Petersen's Hunting October 2021

Each issue of Petersen's Hunting Magazine has instructional and entertaining articles for the true hunting enthusiast! Get in-depth coverage of various hunting disciplines, information on the seasonal Hunting Hot Spots, equipment reviews, and much more!

United States
KSE Sportsman Media, Inc.
11 Issues

in this issue

3 min
taking the cure

WE ALL HAVE that one friend who turns into a completely different person this time of year. He goes dark for weeks, only to reappear around Thanksgiving. Or, if you do see him, he’s got that 1,000-yard stare. When you bump into him (usually at the Git-n-Split at 5 a.m. on the way to the field), he speaks of target bucks and moon phases. He might text you shadowy, trailcam photos of “Big Daddy,” “Swamp Donkey,” or some other aptly named deer that he just can’t catch during daylight hours. In short, this guy is obsessed. And while he claims to love deer hunting, he’s turned it into something that, in my opinion, is less than fun. Don’t get me wrong. I have addictions. In my younger years, it was turkeys…

1 min
out there

The arrow has been loosed or the bullet has been sent down the barrel, and now you have the big buck you worked so hard for lying at your feet. Now it’s time to get him in the freezer. If you never butchered your own meat, this may be the year to try it. While it may be intimidating at first, the reward is unlike anything else. And it’s another way to continue the comradery of hunting season with your best partners. The first time I butchered a big-game animal was out of neccessity; my college-student budget didn’t have the excess cash to pay for a bull elk to be sent to the processor. My best friend and hunting partner showed up at my house with with ice-cold beer and…

1 min
making memories

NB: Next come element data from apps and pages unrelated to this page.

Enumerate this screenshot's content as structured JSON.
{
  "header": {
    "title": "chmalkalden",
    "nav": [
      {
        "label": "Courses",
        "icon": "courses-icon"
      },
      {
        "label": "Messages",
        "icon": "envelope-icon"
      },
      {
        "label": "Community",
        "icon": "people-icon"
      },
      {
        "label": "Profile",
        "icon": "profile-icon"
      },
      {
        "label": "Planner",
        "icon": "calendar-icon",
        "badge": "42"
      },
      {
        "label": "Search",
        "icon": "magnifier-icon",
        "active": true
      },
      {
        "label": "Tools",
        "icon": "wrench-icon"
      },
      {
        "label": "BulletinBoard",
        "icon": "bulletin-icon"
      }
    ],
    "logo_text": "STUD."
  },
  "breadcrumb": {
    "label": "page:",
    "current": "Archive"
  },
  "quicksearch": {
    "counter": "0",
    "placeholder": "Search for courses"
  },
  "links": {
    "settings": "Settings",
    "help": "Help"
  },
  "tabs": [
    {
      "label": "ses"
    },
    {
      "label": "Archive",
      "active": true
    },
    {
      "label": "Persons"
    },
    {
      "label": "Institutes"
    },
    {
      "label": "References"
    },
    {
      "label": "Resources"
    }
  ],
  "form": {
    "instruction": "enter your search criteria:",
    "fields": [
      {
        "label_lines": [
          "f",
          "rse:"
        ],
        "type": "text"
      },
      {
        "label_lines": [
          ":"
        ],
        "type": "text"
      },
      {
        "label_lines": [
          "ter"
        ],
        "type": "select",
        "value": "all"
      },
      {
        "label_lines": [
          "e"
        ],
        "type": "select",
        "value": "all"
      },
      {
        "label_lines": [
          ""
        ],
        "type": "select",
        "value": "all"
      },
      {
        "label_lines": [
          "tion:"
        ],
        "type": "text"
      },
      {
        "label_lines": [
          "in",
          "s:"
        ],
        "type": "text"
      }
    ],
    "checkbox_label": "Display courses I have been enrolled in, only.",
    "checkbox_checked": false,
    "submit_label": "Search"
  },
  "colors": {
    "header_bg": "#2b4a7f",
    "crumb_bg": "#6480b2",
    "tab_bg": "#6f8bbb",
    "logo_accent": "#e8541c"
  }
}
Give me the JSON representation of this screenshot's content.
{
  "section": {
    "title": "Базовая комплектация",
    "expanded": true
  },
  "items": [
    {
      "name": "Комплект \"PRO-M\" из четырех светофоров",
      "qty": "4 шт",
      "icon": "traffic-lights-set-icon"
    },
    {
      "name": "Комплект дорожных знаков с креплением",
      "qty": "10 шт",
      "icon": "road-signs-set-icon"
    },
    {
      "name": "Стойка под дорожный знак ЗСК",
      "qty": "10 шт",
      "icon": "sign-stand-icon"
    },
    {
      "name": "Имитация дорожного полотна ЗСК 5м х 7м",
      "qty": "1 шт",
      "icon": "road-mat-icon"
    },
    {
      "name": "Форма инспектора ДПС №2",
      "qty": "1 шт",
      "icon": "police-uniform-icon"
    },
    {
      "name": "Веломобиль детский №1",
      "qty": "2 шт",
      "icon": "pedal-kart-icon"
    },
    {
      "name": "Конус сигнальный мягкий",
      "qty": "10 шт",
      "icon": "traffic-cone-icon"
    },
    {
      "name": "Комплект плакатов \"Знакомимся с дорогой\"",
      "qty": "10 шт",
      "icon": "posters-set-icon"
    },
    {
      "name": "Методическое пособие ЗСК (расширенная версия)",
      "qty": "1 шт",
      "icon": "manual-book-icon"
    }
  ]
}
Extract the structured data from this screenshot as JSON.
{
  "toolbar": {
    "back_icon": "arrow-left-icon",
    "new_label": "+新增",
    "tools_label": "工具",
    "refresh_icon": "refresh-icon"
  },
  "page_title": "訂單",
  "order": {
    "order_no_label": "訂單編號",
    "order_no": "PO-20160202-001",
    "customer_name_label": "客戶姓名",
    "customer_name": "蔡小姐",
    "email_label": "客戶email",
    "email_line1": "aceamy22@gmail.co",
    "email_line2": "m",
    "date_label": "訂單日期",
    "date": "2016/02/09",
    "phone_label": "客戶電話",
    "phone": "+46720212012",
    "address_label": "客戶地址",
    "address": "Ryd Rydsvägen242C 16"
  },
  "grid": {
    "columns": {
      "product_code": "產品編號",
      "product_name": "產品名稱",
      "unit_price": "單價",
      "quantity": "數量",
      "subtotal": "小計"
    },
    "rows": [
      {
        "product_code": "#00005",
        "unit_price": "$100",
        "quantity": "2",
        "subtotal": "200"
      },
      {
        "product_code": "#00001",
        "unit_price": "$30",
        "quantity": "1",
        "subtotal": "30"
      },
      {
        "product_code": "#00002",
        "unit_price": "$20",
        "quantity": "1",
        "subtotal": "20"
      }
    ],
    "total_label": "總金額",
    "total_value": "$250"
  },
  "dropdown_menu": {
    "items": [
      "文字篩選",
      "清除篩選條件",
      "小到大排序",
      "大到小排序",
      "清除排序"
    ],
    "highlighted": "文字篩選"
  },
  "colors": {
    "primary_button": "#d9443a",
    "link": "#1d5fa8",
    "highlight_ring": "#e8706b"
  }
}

CAPTURE HIGH-QUALITY FIELD PHOTOS IN THREE SIMPLE STEPS. “Grip ’n’ grin” photos often carry a negative connotation—both in and out of the hunting community. However, when they’re done correctly, photos of your trophy can capture your hard work and success with a single click. In a world driven by photos and social media, the ability to take respectable photos of our hunting endeavors has never been more important. Implementing these three tips will result in higher-quality field photos that forever capture your mountain memories. 1 SLOW DOWN This is the single most important aspect to getting good field photos. Take a deep breath and soak in the moment of success. Taking a quality field photo requires time—and you only get one crack at it. So take a lot of pictures and review them…

2 min
lethal leather

As a youngster, I packed extra cartridges in a homemade ammo belt. It wasn’t pretty, but it served. Sort of. The cartridge loops eventually got a bit loose. My rifle stock sometimes bumped against the exposed rounds and got scratched. And the ammo in the belt always seemed to be dusty when I went to load it into my rifle. Much as I love them, classic Western-style cartridge belts aren’t all that good for hunting. Eventually, I discovered Galco Gun-leather’s Stalker Cartridge Wallet. Over several decades and a lot of products tested, it’s proved to be the best spare-ammo carrier I’ve ever used. Made of Latigo cowhide colored a dark and lustrous tone that Galco calls “Havana Brown,” it hangs on your belt, secured by a sturdy 2.25-inch-wide belt loop. Unsnap the top…

1 min
bullet board

BULLET BASICS Nosler’s version of a monometal hunting bullet, the E-Tip features copper-alloy construction with a deep hollow nose covered by a composite tip. The tip protects the bullet’s nose from accuracy-robbing damage and initiates expansion on impact. A boattail aids aerodynamics, and a computer-engineered profile maximizes the ballistic coefficient. Not only is the E-Tip legal in lead-restricted hunting areas, it’s a very effective, accurate bullet in its own right. TESTING GROUND Hunting partner Colton Heward used the bullet shown here on a big free-range kudu bull in South Africa. It was the heat of the kudu rut. Five days of hunting turned up just one good bull, and Colton took the shot after a long, rigorous stalk. FIELD PERFORMANCE Exiting the muzzle of his .270 Win. rifle at about 2,950 fps, the 130-grain E-Tip…

2 min
how old dogs teach new tricks

Chris Johnsrud might not be a bird hunter but for his dog, a hairy-faced Griffon named Chewy. Chewy came to him as a rescue a few years after Johnsrud, frustrated with difficulty finding access to birds, had cased his shotgun. But Chewy had so much prey drive that Johnsrud renewed his hunting license, mainly to satisfy his dog. “It’s what he was built to do, to hunt,” said Johnsrud. “I felt like I helped him fulfill something so basic to him only to remember how basic it is to me, too.” Johnsrud’s experience is no surprise to A.J. DeRosa, the founder of Project Upland. The group has quantified this catalytic effect of dogs on both new and resurgent hunters and has enlivened the data with testimonials from hunters like Johnsrud. “There is a measurable…